A resource is data that is included with your application but can be stored in such a way that it can be modified independently from the other source code. For example, you can store all your strings as resources instead of hard-coding them into the source code. You can then translate the strings into different languages at some later date, and add them to the application folder that you ship to customers without having to recompile your assembly. The five types of resources defined by Visual C# are as follows: strings, images, icons, audio, and files. You add, remove, or edit resources by using the Resource Designer, which can be accessed on the Resources tab in the Project Designer.


When you create a Windows Forms project, Visual C# adds one form to the project and calls it Form1. The two files that represent the form are called Form1.cs and Form1.designer.cs. You write your code in Form1.cs; the designer.cs file is where the Windows Forms Designer writes the code that implements all the actions that you performed by dragging and dropping controls from the Toolbox.

You can add a new form by clicking the Project command, and selecting Add Windows Form. Each form has two files associated with it. Form1.cs, or whatever you might name it, contains the source code that you write to configure the form and its controls, such as list boxes and text boxes, and responds to events such as button clicks and keystrokes. In simple Windows Forms projects, you do most or all your coding in this file.

The designer.cs file contains the source code that the Forms Designer writes when you drag controls onto the form, set properties in the Properties window, and so on. Typically, you should not edit this file manually at all.
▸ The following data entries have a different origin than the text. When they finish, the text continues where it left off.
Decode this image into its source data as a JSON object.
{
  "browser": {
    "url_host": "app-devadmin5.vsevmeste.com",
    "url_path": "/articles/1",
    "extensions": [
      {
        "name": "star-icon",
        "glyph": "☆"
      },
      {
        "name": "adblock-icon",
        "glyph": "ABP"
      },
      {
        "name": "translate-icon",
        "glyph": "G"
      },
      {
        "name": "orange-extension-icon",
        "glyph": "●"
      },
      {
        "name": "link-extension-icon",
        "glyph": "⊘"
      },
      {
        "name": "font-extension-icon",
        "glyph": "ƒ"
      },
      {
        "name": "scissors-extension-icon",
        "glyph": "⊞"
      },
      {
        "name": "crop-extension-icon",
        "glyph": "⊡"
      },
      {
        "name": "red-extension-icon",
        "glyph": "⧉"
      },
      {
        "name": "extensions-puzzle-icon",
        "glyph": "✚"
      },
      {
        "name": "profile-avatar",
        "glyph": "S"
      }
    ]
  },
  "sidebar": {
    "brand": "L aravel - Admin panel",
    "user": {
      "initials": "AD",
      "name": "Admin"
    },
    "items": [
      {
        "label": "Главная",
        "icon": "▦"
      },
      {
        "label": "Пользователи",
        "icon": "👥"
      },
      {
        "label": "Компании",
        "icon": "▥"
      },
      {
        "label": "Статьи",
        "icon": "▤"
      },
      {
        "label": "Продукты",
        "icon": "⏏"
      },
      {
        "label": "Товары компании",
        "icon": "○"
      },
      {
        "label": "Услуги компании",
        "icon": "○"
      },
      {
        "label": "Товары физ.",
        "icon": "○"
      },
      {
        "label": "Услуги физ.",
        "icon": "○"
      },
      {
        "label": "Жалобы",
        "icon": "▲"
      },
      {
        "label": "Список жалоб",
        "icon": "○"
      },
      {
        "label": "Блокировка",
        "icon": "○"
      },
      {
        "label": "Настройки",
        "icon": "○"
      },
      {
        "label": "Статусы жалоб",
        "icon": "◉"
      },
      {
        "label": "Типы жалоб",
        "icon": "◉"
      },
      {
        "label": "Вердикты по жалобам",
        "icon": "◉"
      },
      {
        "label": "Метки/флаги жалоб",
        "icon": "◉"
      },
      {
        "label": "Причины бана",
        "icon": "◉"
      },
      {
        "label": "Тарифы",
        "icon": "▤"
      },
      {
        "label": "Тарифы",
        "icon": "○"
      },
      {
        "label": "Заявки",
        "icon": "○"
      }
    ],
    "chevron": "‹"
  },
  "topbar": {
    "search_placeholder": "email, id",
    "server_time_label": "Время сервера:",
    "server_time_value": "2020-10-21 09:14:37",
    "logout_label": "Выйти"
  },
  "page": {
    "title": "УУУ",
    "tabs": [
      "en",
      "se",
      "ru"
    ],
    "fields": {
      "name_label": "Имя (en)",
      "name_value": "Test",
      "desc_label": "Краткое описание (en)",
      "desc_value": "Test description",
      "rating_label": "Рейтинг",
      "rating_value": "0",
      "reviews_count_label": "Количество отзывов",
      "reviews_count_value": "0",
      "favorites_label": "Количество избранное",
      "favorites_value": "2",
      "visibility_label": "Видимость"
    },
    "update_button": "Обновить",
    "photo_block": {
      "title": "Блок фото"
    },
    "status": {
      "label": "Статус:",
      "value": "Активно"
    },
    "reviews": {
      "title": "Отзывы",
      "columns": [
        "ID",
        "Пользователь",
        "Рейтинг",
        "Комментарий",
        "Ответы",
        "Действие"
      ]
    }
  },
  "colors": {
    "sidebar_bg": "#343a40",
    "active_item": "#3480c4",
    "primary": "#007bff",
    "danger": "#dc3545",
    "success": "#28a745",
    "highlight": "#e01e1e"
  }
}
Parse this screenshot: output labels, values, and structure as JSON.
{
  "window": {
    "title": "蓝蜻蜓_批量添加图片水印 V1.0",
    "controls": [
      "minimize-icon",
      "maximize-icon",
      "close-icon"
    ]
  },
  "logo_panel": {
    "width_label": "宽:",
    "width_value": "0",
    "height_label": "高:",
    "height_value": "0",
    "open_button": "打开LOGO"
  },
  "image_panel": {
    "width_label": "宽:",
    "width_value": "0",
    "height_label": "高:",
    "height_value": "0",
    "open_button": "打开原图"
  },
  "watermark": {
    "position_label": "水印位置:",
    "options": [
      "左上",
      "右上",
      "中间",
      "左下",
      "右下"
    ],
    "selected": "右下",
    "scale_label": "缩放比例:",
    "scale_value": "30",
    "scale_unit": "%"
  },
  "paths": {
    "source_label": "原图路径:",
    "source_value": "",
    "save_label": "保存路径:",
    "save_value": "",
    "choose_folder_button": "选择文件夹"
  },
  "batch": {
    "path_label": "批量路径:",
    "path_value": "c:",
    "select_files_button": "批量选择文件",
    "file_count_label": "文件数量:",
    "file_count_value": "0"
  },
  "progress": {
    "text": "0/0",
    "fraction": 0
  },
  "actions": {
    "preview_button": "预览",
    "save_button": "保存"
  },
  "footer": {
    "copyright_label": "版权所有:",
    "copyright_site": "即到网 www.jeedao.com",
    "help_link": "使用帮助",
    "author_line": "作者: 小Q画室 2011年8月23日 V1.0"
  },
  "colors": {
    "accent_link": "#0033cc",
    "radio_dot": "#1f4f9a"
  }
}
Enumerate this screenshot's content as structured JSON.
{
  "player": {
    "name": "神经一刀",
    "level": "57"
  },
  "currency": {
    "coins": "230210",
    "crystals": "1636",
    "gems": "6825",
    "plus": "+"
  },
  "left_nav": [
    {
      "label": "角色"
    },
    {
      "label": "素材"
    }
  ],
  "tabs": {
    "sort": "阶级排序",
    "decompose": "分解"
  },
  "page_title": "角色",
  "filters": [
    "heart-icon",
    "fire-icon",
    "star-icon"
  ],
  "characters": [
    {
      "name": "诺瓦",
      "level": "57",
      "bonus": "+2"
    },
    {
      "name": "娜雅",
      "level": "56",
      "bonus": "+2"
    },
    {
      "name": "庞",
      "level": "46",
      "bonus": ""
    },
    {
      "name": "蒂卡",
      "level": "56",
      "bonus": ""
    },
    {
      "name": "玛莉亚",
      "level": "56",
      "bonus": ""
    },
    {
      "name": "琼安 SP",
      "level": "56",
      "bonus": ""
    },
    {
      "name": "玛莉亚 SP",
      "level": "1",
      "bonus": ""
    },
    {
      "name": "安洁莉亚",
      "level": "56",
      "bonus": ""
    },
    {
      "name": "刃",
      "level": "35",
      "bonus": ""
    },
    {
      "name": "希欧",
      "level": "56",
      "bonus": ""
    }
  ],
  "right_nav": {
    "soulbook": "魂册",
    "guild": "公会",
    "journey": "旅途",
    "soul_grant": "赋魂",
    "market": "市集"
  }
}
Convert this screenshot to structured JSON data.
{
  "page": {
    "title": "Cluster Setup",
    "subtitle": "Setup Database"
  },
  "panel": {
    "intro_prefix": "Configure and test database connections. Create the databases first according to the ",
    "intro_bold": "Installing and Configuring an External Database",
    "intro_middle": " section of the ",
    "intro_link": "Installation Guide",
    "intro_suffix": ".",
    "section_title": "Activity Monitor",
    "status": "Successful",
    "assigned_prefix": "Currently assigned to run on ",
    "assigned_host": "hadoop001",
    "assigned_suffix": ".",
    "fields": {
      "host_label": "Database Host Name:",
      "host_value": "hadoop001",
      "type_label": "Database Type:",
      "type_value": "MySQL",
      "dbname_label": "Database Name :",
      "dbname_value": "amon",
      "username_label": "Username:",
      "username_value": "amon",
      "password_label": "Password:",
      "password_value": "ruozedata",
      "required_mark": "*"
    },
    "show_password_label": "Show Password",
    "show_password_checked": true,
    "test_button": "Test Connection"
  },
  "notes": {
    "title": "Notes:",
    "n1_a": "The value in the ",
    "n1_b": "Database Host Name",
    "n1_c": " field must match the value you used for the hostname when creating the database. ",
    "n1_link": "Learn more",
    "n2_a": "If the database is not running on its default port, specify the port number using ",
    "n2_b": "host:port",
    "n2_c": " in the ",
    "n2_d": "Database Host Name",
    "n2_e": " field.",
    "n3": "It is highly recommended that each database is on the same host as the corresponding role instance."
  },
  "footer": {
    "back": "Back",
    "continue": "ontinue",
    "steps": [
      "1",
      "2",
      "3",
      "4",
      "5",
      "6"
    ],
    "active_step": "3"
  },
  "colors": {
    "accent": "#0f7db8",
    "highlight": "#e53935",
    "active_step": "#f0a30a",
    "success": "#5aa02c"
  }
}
Obviously, if you create a console application project, it will not contain source code files for Windows Forms.

Other Source Code Files

A project may include any number of additional .cs files that may be associated with a particular Windows Form. In the previous illustration of Solution Explorer, program.cs contains the entry point for the application. A single .cs file can contain any number of class and struct definitions. You can add new or existing files or classes to your project by clicking Add New Item or Add Existing Item on the Project menu.

See Also


How to: Create Solution and Project Build Configurations

How to: Create a Windows Application Project


Introduction to Solutions, Projects, and Items

Using Solution Explorer

Hidden Project Files in Solution Explorer

Controlling Projects and Solutions

Other Resources

Visual C#

Using the Visual C# IDE